▶ **Data supplied**
****************

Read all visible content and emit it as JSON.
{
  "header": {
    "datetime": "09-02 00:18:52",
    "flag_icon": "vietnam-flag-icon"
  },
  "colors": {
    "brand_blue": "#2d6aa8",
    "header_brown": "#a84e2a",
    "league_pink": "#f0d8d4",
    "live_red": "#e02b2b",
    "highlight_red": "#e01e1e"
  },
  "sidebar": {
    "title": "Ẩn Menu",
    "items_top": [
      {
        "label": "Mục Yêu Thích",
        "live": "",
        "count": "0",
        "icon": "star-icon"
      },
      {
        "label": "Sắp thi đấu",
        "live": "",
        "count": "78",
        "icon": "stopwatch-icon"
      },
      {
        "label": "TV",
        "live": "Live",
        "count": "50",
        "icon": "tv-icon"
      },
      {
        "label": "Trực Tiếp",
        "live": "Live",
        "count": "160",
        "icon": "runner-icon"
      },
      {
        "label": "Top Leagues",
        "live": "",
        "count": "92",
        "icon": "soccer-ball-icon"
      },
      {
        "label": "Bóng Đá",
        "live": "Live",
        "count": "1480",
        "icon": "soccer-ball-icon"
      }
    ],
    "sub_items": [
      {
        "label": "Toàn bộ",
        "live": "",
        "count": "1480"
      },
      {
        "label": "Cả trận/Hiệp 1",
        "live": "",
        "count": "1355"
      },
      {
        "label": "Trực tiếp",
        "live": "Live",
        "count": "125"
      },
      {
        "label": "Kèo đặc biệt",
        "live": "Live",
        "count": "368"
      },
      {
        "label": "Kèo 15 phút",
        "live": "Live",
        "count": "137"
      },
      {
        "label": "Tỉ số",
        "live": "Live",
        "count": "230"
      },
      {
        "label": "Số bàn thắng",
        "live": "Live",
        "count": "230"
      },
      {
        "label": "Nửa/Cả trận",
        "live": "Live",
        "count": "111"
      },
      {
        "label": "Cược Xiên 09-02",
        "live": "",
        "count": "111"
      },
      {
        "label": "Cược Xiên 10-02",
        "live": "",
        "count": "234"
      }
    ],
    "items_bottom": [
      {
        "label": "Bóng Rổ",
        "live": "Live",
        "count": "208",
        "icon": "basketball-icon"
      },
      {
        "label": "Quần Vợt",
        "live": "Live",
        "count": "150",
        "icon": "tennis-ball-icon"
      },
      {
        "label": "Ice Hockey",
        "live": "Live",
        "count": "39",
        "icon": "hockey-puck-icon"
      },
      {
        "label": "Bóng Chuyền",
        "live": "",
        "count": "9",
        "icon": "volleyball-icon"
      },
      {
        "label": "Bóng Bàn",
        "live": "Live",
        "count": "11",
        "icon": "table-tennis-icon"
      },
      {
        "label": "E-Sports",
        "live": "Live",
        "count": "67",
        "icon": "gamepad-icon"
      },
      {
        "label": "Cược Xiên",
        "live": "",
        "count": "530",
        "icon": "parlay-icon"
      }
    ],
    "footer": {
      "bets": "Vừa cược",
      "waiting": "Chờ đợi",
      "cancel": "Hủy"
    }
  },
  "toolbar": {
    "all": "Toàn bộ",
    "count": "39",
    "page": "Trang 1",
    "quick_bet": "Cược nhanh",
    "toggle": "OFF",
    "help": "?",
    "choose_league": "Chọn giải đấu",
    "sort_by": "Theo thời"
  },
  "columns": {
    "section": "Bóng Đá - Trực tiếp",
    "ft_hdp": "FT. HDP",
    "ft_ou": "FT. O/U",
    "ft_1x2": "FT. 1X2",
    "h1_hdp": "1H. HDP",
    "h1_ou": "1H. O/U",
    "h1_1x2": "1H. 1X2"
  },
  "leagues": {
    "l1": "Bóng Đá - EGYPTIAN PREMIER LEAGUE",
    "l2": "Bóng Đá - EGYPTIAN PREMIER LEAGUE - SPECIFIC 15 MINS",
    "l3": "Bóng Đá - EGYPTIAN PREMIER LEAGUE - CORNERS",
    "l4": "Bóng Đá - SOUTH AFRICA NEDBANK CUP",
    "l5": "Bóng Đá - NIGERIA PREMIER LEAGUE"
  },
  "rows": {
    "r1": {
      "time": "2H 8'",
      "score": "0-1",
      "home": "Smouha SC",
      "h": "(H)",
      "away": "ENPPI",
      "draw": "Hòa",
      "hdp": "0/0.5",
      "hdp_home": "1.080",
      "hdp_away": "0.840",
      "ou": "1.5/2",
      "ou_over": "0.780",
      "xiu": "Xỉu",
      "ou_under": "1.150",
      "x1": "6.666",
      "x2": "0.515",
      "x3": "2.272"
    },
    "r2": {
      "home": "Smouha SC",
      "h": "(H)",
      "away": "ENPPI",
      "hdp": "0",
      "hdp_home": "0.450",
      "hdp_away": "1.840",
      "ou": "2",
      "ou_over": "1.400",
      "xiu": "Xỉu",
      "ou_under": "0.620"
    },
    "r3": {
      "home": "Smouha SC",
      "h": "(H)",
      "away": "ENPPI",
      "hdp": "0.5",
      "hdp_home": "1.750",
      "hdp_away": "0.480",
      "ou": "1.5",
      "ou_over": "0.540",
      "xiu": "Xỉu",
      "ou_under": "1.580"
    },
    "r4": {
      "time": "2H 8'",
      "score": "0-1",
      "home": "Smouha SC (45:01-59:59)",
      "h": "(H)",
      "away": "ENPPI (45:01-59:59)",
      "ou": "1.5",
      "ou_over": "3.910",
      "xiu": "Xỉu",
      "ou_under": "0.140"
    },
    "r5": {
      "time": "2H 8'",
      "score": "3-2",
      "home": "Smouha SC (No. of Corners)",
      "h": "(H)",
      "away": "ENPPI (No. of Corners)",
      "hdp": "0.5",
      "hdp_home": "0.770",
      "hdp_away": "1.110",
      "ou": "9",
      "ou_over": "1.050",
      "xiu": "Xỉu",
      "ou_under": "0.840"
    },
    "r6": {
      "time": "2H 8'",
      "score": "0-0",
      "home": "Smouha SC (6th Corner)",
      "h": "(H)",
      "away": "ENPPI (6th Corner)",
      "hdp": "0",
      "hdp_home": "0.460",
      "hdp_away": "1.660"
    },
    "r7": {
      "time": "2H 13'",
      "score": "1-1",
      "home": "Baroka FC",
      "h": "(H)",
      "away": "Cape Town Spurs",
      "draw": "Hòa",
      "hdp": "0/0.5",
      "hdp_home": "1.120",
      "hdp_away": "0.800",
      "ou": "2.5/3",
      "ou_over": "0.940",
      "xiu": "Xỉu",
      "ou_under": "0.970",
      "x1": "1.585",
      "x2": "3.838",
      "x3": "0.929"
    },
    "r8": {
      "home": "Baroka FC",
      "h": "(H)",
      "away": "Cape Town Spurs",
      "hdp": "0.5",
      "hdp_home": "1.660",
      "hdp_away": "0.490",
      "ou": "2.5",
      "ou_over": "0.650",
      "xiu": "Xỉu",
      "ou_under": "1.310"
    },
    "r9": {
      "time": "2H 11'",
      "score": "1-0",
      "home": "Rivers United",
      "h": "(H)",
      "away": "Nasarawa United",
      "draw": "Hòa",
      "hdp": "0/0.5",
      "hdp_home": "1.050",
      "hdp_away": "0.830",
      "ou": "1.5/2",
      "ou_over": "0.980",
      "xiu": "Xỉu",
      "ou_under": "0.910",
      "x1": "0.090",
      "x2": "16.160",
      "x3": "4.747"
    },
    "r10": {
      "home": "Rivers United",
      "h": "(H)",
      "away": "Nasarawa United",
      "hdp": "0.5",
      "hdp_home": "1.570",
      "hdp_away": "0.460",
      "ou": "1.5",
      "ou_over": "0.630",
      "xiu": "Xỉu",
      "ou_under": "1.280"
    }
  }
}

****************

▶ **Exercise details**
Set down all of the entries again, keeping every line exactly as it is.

▶ **Solution to this problem**
Read all visible content and emit it as JSON.
{
  "header": {
    "datetime": "09-02 00:18:52",
    "flag_icon": "vietnam-flag-icon"
  },
  "colors": {
    "brand_blue": "#2d6aa8",
    "header_brown": "#a84e2a",
    "league_pink": "#f0d8d4",
    "live_red": "#e02b2b",
    "highlight_red": "#e01e1e"
  },
  "sidebar": {
    "title": "Ẩn Menu",
    "items_top": [
      {
        "label": "Mục Yêu Thích",
        "live": "",
        "count": "0",
        "icon": "star-icon"
      },
      {
        "label": "Sắp thi đấu",
        "live": "",
        "count": "78",
        "icon": "stopwatch-icon"
      },
      {
        "label": "TV",
        "live": "Live",
        "count": "50",
        "icon": "tv-icon"
      },
      {
        "label": "Trực Tiếp",
        "live": "Live",
        "count": "160",
        "icon": "runner-icon"
      },
      {
        "label": "Top Leagues",
        "live": "",
        "count": "92",
        "icon": "soccer-ball-icon"
      },
      {
        "label": "Bóng Đá",
        "live": "Live",
        "count": "1480",
        "icon": "soccer-ball-icon"
      }
    ],
    "sub_items": [
      {
        "label": "Toàn bộ",
        "live": "",
        "count": "1480"
      },
      {
        "label": "Cả trận/Hiệp 1",
        "live": "",
        "count": "1355"
      },
      {
        "label": "Trực tiếp",
        "live": "Live",
        "count": "125"
      },
      {
        "label": "Kèo đặc biệt",
        "live": "Live",
        "count": "368"
      },
      {
        "label": "Kèo 15 phút",
        "live": "Live",
        "count": "137"
      },
      {
        "label": "Tỉ số",
        "live": "Live",
        "count": "230"
      },
      {
        "label": "Số bàn thắng",
        "live": "Live",
        "count": "230"
      },
      {
        "label": "Nửa/Cả trận",
        "live": "Live",
        "count": "111"
      },
      {
        "label": "Cược Xiên 09-02",
        "live": "",
        "count": "111"
      },
      {
        "label": "Cược Xiên 10-02",
        "live": "",
        "count": "234"
      }
    ],
    "items_bottom": [
      {
        "label": "Bóng Rổ",
        "live": "Live",
        "count": "208",
        "icon": "basketball-icon"
      },
      {
        "label": "Quần Vợt",
        "live": "Live",
        "count": "150",
        "icon": "tennis-ball-icon"
      },
      {
        "label": "Ice Hockey",
        "live": "Live",
        "count": "39",
        "icon": "hockey-puck-icon"
      },
      {
        "label": "Bóng Chuyền",
        "live": "",
        "count": "9",
        "icon": "volleyball-icon"
      },
      {
        "label": "Bóng Bàn",
        "live": "Live",
        "count": "11",
        "icon": "table-tennis-icon"
      },
      {
        "label": "E-Sports",
        "live": "Live",
        "count": "67",
        "icon": "gamepad-icon"
      },
      {
        "label": "Cược Xiên",
        "live": "",
        "count": "530",
        "icon": "parlay-icon"
      }
    ],
    "footer": {
      "bets": "Vừa cược",
      "waiting": "Chờ đợi",
      "cancel": "Hủy"
    }
  },
  "toolbar": {
    "all": "Toàn bộ",
    "count": "39",
    "page": "Trang 1",
    "quick_bet": "Cược nhanh",
    "toggle": "OFF",
    "help": "?",
    "choose_league": "Chọn giải đấu",
    "sort_by": "Theo thời"
  },
  "columns": {
    "section": "Bóng Đá - Trực tiếp",
    "ft_hdp": "FT. HDP",
    "ft_ou": "FT. O/U",
    "ft_1x2": "FT. 1X2",
    "h1_hdp": "1H. HDP",
    "h1_ou": "1H. O/U",
    "h1_1x2": "1H. 1X2"
  },
  "leagues": {
    "l1": "Bóng Đá - EGYPTIAN PREMIER LEAGUE",
    "l2": "Bóng Đá - EGYPTIAN PREMIER LEAGUE - SPECIFIC 15 MINS",
    "l3": "Bóng Đá - EGYPTIAN PREMIER LEAGUE - CORNERS",
    "l4": "Bóng Đá - SOUTH AFRICA NEDBANK CUP",
    "l5": "Bóng Đá - NIGERIA PREMIER LEAGUE"
  },
  "rows": {
    "r1": {
      "time": "2H 8'",
      "score": "0-1",
      "home": "Smouha SC",
      "h": "(H)",
      "away": "ENPPI",
      "draw": "Hòa",
      "hdp": "0/0.5",
      "hdp_home": "1.080",
      "hdp_away": "0.840",
      "ou": "1.5/2",
      "ou_over": "0.780",
      "xiu": "Xỉu",
      "ou_under": "1.150",
      "x1": "6.666",
      "x2": "0.515",
      "x3": "2.272"
    },
    "r2": {
      "home": "Smouha SC",
      "h": "(H)",
      "away": "ENPPI",
      "hdp": "0",
      "hdp_home": "0.450",
      "hdp_away": "1.840",
      "ou": "2",
      "ou_over": "1.400",
      "xiu": "Xỉu",
      "ou_under": "0.620"
    },
    "r3": {
      "home": "Smouha SC",
      "h": "(H)",
      "away": "ENPPI",
      "hdp": "0.5",
      "hdp_home": "1.750",
      "hdp_away": "0.480",
      "ou": "1.5",
      "ou_over": "0.540",
      "xiu": "Xỉu",
      "ou_under": "1.580"
    },
    "r4": {
      "time": "2H 8'",
      "score": "0-1",
      "home": "Smouha SC (45:01-59:59)",
      "h": "(H)",
      "away": "ENPPI (45:01-59:59)",
      "ou": "1.5",
      "ou_over": "3.910",
      "xiu": "Xỉu",
      "ou_under": "0.140"
    },
    "r5": {
      "time": "2H 8'",
      "score": "3-2",
      "home": "Smouha SC (No. of Corners)",
      "h": "(H)",
      "away": "ENPPI (No. of Corners)",
      "hdp": "0.5",
      "hdp_home": "0.770",
      "hdp_away": "1.110",
      "ou": "9",
      "ou_over": "1.050",
      "xiu": "Xỉu",
      "ou_under": "0.840"
    },
    "r6": {
      "time": "2H 8'",
      "score": "0-0",
      "home": "Smouha SC (6th Corner)",
      "h": "(H)",
      "away": "ENPPI (6th Corner)",
      "hdp": "0",
      "hdp_home": "0.460",
      "hdp_away": "1.660"
    },
    "r7": {
      "time": "2H 13'",
      "score": "1-1",
      "home": "Baroka FC",
      "h": "(H)",
      "away": "Cape Town Spurs",
      "draw": "Hòa",
      "hdp": "0/0.5",
      "hdp_home": "1.120",
      "hdp_away": "0.800",
      "ou": "2.5/3",
      "ou_over": "0.940",
      "xiu": "Xỉu",
      "ou_under": "0.970",
      "x1": "1.585",
      "x2": "3.838",
      "x3": "0.929"
    },
    "r8": {
      "home": "Baroka FC",
      "h": "(H)",
      "away": "Cape Town Spurs",
      "hdp": "0.5",
      "hdp_home": "1.660",
      "hdp_away": "0.490",
      "ou": "2.5",
      "ou_over": "0.650",
      "xiu": "Xỉu",
      "ou_under": "1.310"
    },
    "r9": {
      "time": "2H 11'",
      "score": "1-0",
      "home": "Rivers United",
      "h": "(H)",
      "away": "Nasarawa United",
      "draw": "Hòa",
      "hdp": "0/0.5",
      "hdp_home": "1.050",
      "hdp_away": "0.830",
      "ou": "1.5/2",
      "ou_over": "0.980",
      "xiu": "Xỉu",
      "ou_under": "0.910",
      "x1": "0.090",
      "x2": "16.160",
      "x3": "4.747"
    },
    "r10": {
      "home": "Rivers United",
      "h": "(H)",
      "away": "Nasarawa United",
      "hdp": "0.5",
      "hdp_home": "1.570",
      "hdp_away": "0.460",
      "ou": "1.5",
      "ou_over": "0.630",
      "xiu": "Xỉu",
      "ou_under": "1.280"
    }
  }
}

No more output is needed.